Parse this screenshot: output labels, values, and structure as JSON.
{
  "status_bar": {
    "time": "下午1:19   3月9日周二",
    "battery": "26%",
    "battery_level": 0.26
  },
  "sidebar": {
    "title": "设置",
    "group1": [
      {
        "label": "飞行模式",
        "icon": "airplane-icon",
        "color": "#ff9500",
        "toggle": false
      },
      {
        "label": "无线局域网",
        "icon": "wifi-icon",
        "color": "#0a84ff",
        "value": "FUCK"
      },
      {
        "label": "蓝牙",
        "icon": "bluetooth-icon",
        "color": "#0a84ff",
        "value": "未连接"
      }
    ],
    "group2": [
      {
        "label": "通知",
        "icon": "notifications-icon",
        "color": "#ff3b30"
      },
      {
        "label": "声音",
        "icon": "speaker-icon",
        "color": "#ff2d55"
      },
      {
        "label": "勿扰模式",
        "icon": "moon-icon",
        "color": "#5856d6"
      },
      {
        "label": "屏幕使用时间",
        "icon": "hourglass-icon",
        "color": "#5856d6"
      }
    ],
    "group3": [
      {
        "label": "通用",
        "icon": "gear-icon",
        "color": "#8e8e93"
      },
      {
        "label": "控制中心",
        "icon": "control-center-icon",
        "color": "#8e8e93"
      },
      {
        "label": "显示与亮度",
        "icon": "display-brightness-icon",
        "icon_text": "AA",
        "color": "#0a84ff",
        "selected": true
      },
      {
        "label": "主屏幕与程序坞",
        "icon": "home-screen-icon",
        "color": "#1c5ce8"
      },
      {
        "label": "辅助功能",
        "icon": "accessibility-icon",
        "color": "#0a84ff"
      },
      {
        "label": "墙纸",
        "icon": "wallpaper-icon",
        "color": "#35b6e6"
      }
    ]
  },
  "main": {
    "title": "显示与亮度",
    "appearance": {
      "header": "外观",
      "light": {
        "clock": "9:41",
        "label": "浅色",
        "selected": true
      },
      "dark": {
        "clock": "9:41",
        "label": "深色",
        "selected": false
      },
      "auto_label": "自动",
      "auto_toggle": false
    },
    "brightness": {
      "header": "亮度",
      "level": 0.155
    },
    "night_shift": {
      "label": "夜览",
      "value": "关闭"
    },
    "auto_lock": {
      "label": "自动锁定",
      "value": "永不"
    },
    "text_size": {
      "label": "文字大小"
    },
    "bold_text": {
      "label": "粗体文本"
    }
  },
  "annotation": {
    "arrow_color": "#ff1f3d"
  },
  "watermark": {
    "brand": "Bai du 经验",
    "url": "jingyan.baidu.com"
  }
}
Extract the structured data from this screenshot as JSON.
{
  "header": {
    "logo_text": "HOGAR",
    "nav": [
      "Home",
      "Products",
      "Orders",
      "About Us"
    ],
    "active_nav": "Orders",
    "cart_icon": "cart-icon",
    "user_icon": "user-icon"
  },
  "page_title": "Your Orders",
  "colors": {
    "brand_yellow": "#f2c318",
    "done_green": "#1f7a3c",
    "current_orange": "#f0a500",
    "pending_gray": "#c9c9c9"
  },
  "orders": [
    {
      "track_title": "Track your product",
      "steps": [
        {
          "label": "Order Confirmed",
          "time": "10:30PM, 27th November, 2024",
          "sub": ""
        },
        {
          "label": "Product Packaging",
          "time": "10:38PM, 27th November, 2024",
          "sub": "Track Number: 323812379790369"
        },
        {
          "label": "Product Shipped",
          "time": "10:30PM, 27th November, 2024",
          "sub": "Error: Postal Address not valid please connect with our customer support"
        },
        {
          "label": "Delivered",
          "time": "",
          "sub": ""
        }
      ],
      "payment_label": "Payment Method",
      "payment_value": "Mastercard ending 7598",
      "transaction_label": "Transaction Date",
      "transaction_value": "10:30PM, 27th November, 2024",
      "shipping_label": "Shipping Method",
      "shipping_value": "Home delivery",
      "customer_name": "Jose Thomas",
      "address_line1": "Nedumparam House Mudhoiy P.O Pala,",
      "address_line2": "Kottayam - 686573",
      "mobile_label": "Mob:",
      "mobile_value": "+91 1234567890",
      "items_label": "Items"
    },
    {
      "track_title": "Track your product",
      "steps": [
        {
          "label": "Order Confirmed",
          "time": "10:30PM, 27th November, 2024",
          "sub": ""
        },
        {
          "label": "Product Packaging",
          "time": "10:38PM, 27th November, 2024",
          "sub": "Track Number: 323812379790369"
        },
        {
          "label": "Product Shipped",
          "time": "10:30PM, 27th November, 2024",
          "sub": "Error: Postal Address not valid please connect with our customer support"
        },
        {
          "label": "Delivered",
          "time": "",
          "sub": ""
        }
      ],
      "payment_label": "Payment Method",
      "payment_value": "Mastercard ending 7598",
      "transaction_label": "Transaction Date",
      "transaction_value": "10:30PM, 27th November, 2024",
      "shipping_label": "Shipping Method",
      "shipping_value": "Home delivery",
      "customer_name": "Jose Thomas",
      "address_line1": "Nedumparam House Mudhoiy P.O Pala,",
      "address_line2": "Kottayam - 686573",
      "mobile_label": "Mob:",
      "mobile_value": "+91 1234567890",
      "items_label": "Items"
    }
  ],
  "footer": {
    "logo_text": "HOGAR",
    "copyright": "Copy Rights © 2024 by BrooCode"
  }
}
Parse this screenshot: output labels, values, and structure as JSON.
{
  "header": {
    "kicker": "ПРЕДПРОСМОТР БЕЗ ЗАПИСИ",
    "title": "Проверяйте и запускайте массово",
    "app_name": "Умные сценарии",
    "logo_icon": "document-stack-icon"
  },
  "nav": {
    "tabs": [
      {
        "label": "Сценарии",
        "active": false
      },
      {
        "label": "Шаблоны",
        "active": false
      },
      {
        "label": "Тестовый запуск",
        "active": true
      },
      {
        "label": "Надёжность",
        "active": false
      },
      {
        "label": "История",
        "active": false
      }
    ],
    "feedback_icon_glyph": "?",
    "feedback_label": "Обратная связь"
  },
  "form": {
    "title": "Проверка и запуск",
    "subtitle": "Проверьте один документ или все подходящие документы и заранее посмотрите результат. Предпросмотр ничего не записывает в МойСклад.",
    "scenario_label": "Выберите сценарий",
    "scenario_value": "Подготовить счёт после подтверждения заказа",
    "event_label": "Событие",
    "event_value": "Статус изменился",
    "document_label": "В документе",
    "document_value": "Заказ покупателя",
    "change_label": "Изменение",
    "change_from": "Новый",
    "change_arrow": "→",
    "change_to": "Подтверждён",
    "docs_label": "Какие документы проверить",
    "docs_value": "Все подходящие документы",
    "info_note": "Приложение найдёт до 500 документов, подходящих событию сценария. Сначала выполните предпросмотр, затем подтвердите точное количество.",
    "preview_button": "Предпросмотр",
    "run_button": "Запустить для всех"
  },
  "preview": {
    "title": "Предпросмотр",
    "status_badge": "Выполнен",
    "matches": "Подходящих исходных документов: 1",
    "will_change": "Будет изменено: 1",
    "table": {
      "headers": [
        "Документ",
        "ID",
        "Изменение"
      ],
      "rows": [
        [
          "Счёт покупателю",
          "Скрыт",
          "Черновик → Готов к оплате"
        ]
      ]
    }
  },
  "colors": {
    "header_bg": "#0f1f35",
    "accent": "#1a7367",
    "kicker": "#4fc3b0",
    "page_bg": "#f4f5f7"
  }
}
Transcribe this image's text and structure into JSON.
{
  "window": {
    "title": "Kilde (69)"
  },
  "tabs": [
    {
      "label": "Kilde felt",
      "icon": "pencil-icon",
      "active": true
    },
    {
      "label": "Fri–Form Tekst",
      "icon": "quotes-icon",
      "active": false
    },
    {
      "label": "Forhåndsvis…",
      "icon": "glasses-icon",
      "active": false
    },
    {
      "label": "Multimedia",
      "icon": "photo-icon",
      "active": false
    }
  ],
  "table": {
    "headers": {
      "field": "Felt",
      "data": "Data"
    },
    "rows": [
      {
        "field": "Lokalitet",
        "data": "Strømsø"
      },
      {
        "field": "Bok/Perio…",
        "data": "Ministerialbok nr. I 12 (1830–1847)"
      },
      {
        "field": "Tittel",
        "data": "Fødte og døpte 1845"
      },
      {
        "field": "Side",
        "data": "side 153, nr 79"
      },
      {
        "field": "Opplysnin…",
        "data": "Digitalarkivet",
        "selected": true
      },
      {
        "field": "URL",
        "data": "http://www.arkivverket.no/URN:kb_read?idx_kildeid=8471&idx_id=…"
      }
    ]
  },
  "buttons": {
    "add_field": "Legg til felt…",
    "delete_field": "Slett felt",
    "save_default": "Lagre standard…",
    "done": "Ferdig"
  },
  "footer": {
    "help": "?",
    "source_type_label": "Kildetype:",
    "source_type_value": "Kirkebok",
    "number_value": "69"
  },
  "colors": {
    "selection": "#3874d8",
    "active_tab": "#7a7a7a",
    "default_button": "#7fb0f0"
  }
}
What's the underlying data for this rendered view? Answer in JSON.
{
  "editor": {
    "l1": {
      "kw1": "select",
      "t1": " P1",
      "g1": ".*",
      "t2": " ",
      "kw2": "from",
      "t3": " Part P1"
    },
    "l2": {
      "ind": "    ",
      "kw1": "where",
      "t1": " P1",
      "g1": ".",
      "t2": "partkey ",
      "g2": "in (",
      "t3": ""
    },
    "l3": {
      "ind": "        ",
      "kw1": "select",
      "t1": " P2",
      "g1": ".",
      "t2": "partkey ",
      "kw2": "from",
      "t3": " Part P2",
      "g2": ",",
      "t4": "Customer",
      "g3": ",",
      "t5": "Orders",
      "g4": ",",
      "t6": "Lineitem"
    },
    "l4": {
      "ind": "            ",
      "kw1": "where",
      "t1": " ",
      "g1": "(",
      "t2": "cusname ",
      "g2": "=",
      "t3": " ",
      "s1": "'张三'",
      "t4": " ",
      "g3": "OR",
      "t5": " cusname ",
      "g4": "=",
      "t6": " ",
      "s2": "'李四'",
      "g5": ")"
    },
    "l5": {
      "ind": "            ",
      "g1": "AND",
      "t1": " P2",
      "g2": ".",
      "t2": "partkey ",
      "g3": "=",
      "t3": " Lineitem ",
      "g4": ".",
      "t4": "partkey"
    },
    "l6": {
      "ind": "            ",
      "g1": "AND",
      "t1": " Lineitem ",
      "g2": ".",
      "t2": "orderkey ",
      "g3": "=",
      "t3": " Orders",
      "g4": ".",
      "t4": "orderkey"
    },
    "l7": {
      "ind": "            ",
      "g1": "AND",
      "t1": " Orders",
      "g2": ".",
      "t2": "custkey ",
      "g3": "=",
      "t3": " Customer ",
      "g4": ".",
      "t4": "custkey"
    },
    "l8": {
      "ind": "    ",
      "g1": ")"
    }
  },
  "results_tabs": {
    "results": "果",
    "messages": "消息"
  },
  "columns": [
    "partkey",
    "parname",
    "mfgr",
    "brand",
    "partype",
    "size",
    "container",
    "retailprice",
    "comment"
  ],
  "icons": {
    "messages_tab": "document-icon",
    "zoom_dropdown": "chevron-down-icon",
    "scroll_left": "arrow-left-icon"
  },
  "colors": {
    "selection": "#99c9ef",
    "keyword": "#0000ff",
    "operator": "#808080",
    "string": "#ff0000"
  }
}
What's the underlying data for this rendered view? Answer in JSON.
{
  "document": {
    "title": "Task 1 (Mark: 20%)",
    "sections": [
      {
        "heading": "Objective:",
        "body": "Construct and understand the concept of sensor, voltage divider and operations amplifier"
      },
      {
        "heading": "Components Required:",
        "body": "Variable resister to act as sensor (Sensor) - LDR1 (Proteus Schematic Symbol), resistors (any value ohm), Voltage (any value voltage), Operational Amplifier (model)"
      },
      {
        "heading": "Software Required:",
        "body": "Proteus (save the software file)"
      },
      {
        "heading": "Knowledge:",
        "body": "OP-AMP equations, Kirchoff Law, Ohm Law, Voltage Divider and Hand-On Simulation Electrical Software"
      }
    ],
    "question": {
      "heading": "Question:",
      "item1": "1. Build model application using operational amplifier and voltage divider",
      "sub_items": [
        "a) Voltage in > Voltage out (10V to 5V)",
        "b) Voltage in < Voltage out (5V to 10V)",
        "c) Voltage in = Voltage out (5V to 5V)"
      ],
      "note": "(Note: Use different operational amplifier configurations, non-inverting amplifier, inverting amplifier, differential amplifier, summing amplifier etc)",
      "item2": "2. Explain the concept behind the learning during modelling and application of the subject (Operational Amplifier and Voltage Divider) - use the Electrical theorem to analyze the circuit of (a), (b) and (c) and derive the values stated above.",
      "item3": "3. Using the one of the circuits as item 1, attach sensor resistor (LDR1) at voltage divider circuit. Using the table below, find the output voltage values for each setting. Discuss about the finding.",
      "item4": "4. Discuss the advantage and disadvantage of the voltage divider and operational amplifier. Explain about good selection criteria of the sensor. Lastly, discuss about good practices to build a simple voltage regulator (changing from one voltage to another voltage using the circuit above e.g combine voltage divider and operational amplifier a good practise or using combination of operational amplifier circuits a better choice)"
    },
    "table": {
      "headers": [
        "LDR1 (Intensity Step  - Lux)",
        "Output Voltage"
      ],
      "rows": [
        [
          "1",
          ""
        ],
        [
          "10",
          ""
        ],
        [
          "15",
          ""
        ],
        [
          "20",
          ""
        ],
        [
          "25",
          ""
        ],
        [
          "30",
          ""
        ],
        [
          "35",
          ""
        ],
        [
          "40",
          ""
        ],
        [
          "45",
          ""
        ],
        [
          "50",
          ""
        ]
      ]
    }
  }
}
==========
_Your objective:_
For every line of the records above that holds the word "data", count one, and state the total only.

_Task output:_
10